Setting an entry-level price so low is a strategy for luring retail investors who often don’t do their research and assessment.
Typically, a Hedge Fund is only allowed to take money from institutional investors or High-Net-Worth individuals. We are talking about $1,000,000 or more.
However, certain rules and regulations don’t apply to AIFs, which allow them to take money from anyone.
There are some pros and cons of these AIFs.
Pros are – you might get an equity-beating return in the long run.
Cons are – your chances of losing money are much higher. You have no control over the assets. You pay a lot of fees (20% is a lot).
Should you invest in these AIFs?
Understand three critical points about typical alternative investment funds. Primarily while investing in one located and operating outside India.
- Highly illiquid
- Consider mutual funds as bonds compared to AIFs – that risky
- Very complex, expensive to get in and out, and high fees
This is the scene for Alternative Investment Funds available for Indians.
However, this changes dramatically in the U.S.
AIFs are a great way to diversify, and people often invest in these funds to generate passive income, save tax and opt for safe yields, compared to the stock market.
This isn’t the case in India. It’s all about investing in risky assets and taking short to mid-term bets on trendy assets.
So make no mistake about it – AIFs for any average Joe in India is a way to lose money. Probably more than what you’d lose in the stock market.
There are a couple of AIF hedge funds that allow $1,000 investment. But are you sure this is the best thing you can invest in with $1,000?
One of the principles I live by is this:
Before deploying your capital to buy an asset, ask yourself – Is this asset the best my money can buy right now?
If the answer is yes, go for it.
If it’s a no, you need to find something better. It’s perfectly fine to sit on cash until you get to that point.
To give you a little context,
I haven’t increased my positions in any stock since February 2021. The only time I did, I bought Sona Comstar for under 490. I assess my money now can’t buy anything worth holding onto for the next five years. I’ll have to be anxious, check my holding every week or so, and it’s something I do not wish to do.
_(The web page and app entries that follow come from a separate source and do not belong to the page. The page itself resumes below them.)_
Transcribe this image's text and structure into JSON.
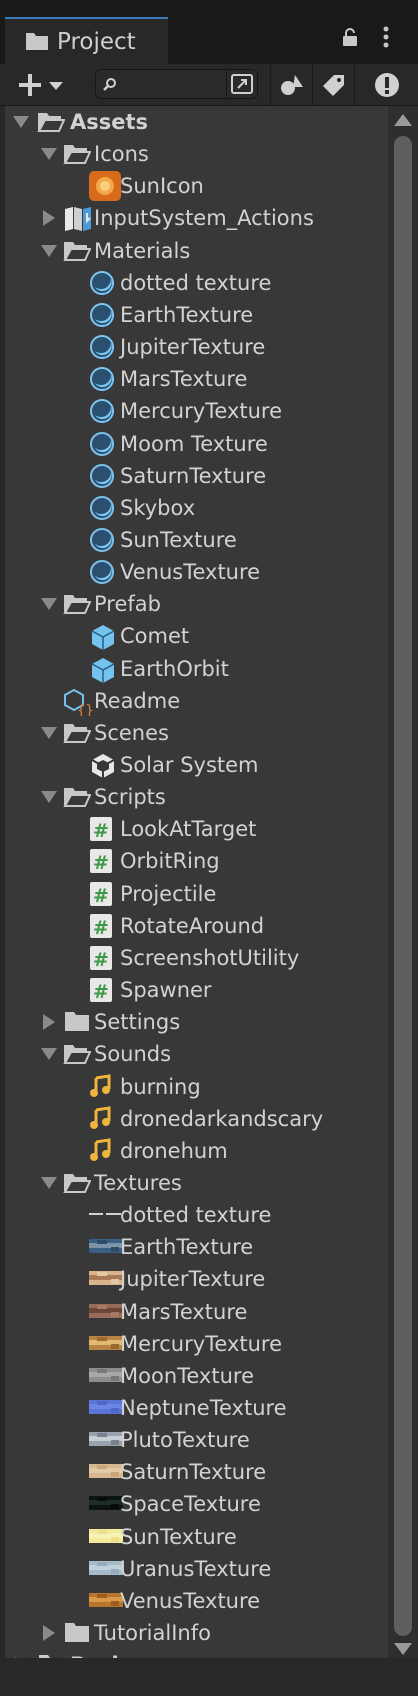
{
  "window": {
    "tab_title": "Project"
  },
  "toolbar": {
    "search_placeholder": ""
  },
  "tree": [
    {
      "label": "Assets",
      "icon": "folder-open-icon",
      "arrow": "open",
      "depth": 0,
      "bold": true
    },
    {
      "label": "Icons",
      "icon": "folder-open-icon",
      "arrow": "open",
      "depth": 1
    },
    {
      "label": "SunIcon",
      "icon": "sun-image-icon",
      "arrow": "none",
      "depth": 2
    },
    {
      "label": "InputSystem_Actions",
      "icon": "input-actions-icon",
      "arrow": "closed",
      "depth": 1
    },
    {
      "label": "Materials",
      "icon": "folder-open-icon",
      "arrow": "open",
      "depth": 1
    },
    {
      "label": "dotted texture",
      "icon": "material-sphere-icon",
      "arrow": "none",
      "depth": 2
    },
    {
      "label": "EarthTexture",
      "icon": "material-sphere-icon",
      "arrow": "none",
      "depth": 2
    },
    {
      "label": "JupiterTexture",
      "icon": "material-sphere-icon",
      "arrow": "none",
      "depth": 2
    },
    {
      "label": "MarsTexture",
      "icon": "material-sphere-icon",
      "arrow": "none",
      "depth": 2
    },
    {
      "label": "MercuryTexture",
      "icon": "material-sphere-icon",
      "arrow": "none",
      "depth": 2
    },
    {
      "label": "Moom Texture",
      "icon": "material-sphere-icon",
      "arrow": "none",
      "depth": 2
    },
    {
      "label": "SaturnTexture",
      "icon": "material-sphere-icon",
      "arrow": "none",
      "depth": 2
    },
    {
      "label": "Skybox",
      "icon": "material-sphere-icon",
      "arrow": "none",
      "depth": 2
    },
    {
      "label": "SunTexture",
      "icon": "material-sphere-icon",
      "arrow": "none",
      "depth": 2
    },
    {
      "label": "VenusTexture",
      "icon": "material-sphere-icon",
      "arrow": "none",
      "depth": 2
    },
    {
      "label": "Prefab",
      "icon": "folder-open-icon",
      "arrow": "open",
      "depth": 1
    },
    {
      "label": "Comet",
      "icon": "prefab-cube-icon",
      "arrow": "none",
      "depth": 2
    },
    {
      "label": "EarthOrbit",
      "icon": "prefab-cube-icon",
      "arrow": "none",
      "depth": 2
    },
    {
      "label": "Readme",
      "icon": "readme-icon",
      "arrow": "none",
      "depth": 1
    },
    {
      "label": "Scenes",
      "icon": "folder-open-icon",
      "arrow": "open",
      "depth": 1
    },
    {
      "label": "Solar System",
      "icon": "unity-scene-icon",
      "arrow": "none",
      "depth": 2
    },
    {
      "label": "Scripts",
      "icon": "folder-open-icon",
      "arrow": "open",
      "depth": 1
    },
    {
      "label": "LookAtTarget",
      "icon": "csharp-script-icon",
      "arrow": "none",
      "depth": 2
    },
    {
      "label": "OrbitRing",
      "icon": "csharp-script-icon",
      "arrow": "none",
      "depth": 2
    },
    {
      "label": "Projectile",
      "icon": "csharp-script-icon",
      "arrow": "none",
      "depth": 2
    },
    {
      "label": "RotateAround",
      "icon": "csharp-script-icon",
      "arrow": "none",
      "depth": 2
    },
    {
      "label": "ScreenshotUtility",
      "icon": "csharp-script-icon",
      "arrow": "none",
      "depth": 2
    },
    {
      "label": "Spawner",
      "icon": "csharp-script-icon",
      "arrow": "none",
      "depth": 2
    },
    {
      "label": "Settings",
      "icon": "folder-closed-icon",
      "arrow": "closed",
      "depth": 1
    },
    {
      "label": "Sounds",
      "icon": "folder-open-icon",
      "arrow": "open",
      "depth": 1
    },
    {
      "label": "burning",
      "icon": "audio-clip-icon",
      "arrow": "none",
      "depth": 2
    },
    {
      "label": "dronedarkandscary",
      "icon": "audio-clip-icon",
      "arrow": "none",
      "depth": 2
    },
    {
      "label": "dronehum",
      "icon": "audio-clip-icon",
      "arrow": "none",
      "depth": 2
    },
    {
      "label": "Textures",
      "icon": "folder-open-icon",
      "arrow": "open",
      "depth": 1
    },
    {
      "label": "dotted texture",
      "icon": "dotted-texture-icon",
      "arrow": "none",
      "depth": 2,
      "swatch": [
        "#d0d0d0",
        "#383838",
        "#d0d0d0"
      ]
    },
    {
      "label": "EarthTexture",
      "icon": "texture-thumbnail-icon",
      "arrow": "none",
      "depth": 2,
      "swatch": [
        "#3a5f82",
        "#7d94a8",
        "#2d4a67"
      ]
    },
    {
      "label": "JupiterTexture",
      "icon": "texture-thumbnail-icon",
      "arrow": "none",
      "depth": 2,
      "swatch": [
        "#d8b48d",
        "#a97a55",
        "#e2c9a6"
      ]
    },
    {
      "label": "MarsTexture",
      "icon": "texture-thumbnail-icon",
      "arrow": "none",
      "depth": 2,
      "swatch": [
        "#9a6a58",
        "#6d4538",
        "#a57a65"
      ]
    },
    {
      "label": "MercuryTexture",
      "icon": "texture-thumbnail-icon",
      "arrow": "none",
      "depth": 2,
      "swatch": [
        "#b88446",
        "#e0b870",
        "#9a6a32"
      ]
    },
    {
      "label": "MoonTexture",
      "icon": "texture-thumbnail-icon",
      "arrow": "none",
      "depth": 2,
      "swatch": [
        "#8d8d8d",
        "#a8a8a8",
        "#777777"
      ]
    },
    {
      "label": "NeptuneTexture",
      "icon": "texture-thumbnail-icon",
      "arrow": "none",
      "depth": 2,
      "swatch": [
        "#5b74d6",
        "#6d86e4",
        "#4f67c8"
      ]
    },
    {
      "label": "PlutoTexture",
      "icon": "texture-thumbnail-icon",
      "arrow": "none",
      "depth": 2,
      "swatch": [
        "#9aa2ad",
        "#c9ced4",
        "#7a828d"
      ]
    },
    {
      "label": "SaturnTexture",
      "icon": "texture-thumbnail-icon",
      "arrow": "none",
      "depth": 2,
      "swatch": [
        "#d7b890",
        "#e4caa4",
        "#c9a57a"
      ]
    },
    {
      "label": "SpaceTexture",
      "icon": "texture-thumbnail-icon",
      "arrow": "none",
      "depth": 2,
      "swatch": [
        "#0c1410",
        "#1e2e24",
        "#070b09"
      ]
    },
    {
      "label": "SunTexture",
      "icon": "texture-thumbnail-icon",
      "arrow": "none",
      "depth": 2,
      "swatch": [
        "#f3ea9a",
        "#f8f2b6",
        "#ece08a"
      ]
    },
    {
      "label": "UranusTexture",
      "icon": "texture-thumbnail-icon",
      "arrow": "none",
      "depth": 2,
      "swatch": [
        "#a7bcc9",
        "#bdd0dc",
        "#96acba"
      ]
    },
    {
      "label": "VenusTexture",
      "icon": "texture-thumbnail-icon",
      "arrow": "none",
      "depth": 2,
      "swatch": [
        "#b8752e",
        "#d99a4a",
        "#9a5e22"
      ]
    },
    {
      "label": "TutorialInfo",
      "icon": "folder-closed-icon",
      "arrow": "closed",
      "depth": 1
    },
    {
      "label": "Packages",
      "icon": "folder-closed-icon",
      "arrow": "closed",
      "depth": 0,
      "bold": true
    }
  ],
  "colors": {
    "folder": "#c8c8c8",
    "material": "#7cc4f2",
    "prefab": "#74c3ef",
    "script": "#3f9a46",
    "audio": "#f0b43c",
    "tab_accent": "#3a79bb"
  }
}
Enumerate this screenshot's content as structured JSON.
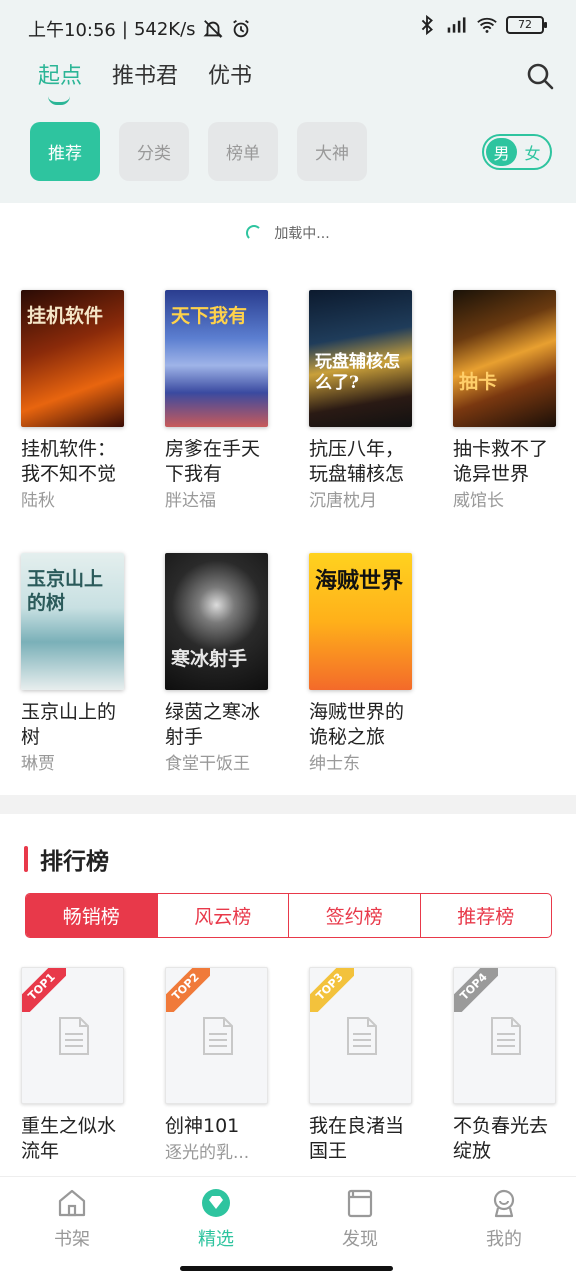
{
  "status_bar": {
    "time": "上午10:56",
    "separator": "|",
    "net_speed": "542K/s",
    "battery": "72",
    "icons": [
      "mute-bell-icon",
      "alarm-icon",
      "bluetooth-icon",
      "signal-hd-icon",
      "wifi-icon",
      "battery-icon"
    ]
  },
  "top_tabs": [
    {
      "label": "起点",
      "active": true
    },
    {
      "label": "推书君",
      "active": false
    },
    {
      "label": "优书",
      "active": false
    }
  ],
  "chips": [
    {
      "label": "推荐",
      "active": true
    },
    {
      "label": "分类",
      "active": false
    },
    {
      "label": "榜单",
      "active": false
    },
    {
      "label": "大神",
      "active": false
    }
  ],
  "gender": {
    "male": "男",
    "female": "女",
    "selected": "男"
  },
  "loading_text": "加载中...",
  "books": [
    {
      "title": "挂机软件：我不知不觉",
      "author": "陆秋",
      "cover_text": "挂机软件"
    },
    {
      "title": "房爹在手天下我有",
      "author": "胖达福",
      "cover_text": "天下我有"
    },
    {
      "title": "抗压八年，玩盘辅核怎",
      "author": "沉唐枕月",
      "cover_text": "玩盘辅核怎么了?"
    },
    {
      "title": "抽卡救不了诡异世界",
      "author": "威馆长",
      "cover_text": "抽卡"
    },
    {
      "title": "玉京山上的树",
      "author": "琳贾",
      "cover_text": "玉京山上的树"
    },
    {
      "title": "绿茵之寒冰射手",
      "author": "食堂干饭王",
      "cover_text": "寒冰射手"
    },
    {
      "title": "海贼世界的诡秘之旅",
      "author": "绅士东",
      "cover_text": "海贼世界"
    }
  ],
  "ranking": {
    "title": "排行榜",
    "tabs": [
      {
        "label": "畅销榜",
        "active": true
      },
      {
        "label": "风云榜",
        "active": false
      },
      {
        "label": "签约榜",
        "active": false
      },
      {
        "label": "推荐榜",
        "active": false
      }
    ],
    "items": [
      {
        "badge": "TOP1",
        "title": "重生之似水流年",
        "author": "",
        "color": "#e8394a"
      },
      {
        "badge": "TOP2",
        "title": "创神101",
        "author": "逐光的乳...",
        "color": "#f07a3a"
      },
      {
        "badge": "TOP3",
        "title": "我在良渚当国王",
        "author": "",
        "color": "#f3c23c"
      },
      {
        "badge": "TOP4",
        "title": "不负春光去绽放",
        "author": "",
        "color": "#9a9a9a"
      }
    ]
  },
  "bottom_nav": [
    {
      "label": "书架",
      "icon": "bookshelf-icon",
      "active": false
    },
    {
      "label": "精选",
      "icon": "featured-diamond-icon",
      "active": true
    },
    {
      "label": "发现",
      "icon": "discover-book-icon",
      "active": false
    },
    {
      "label": "我的",
      "icon": "profile-icon",
      "active": false
    }
  ],
  "colors": {
    "accent": "#2ec49f",
    "rank_red": "#e8394a"
  }
}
I’m sitting on cash for as long as I can’t increase my posting at valuations that make sense. I certainly can’t enter Infosys at 730, but 1450 would make a lot of sense.
Let me know what you think about investing in AIFs in or outside India.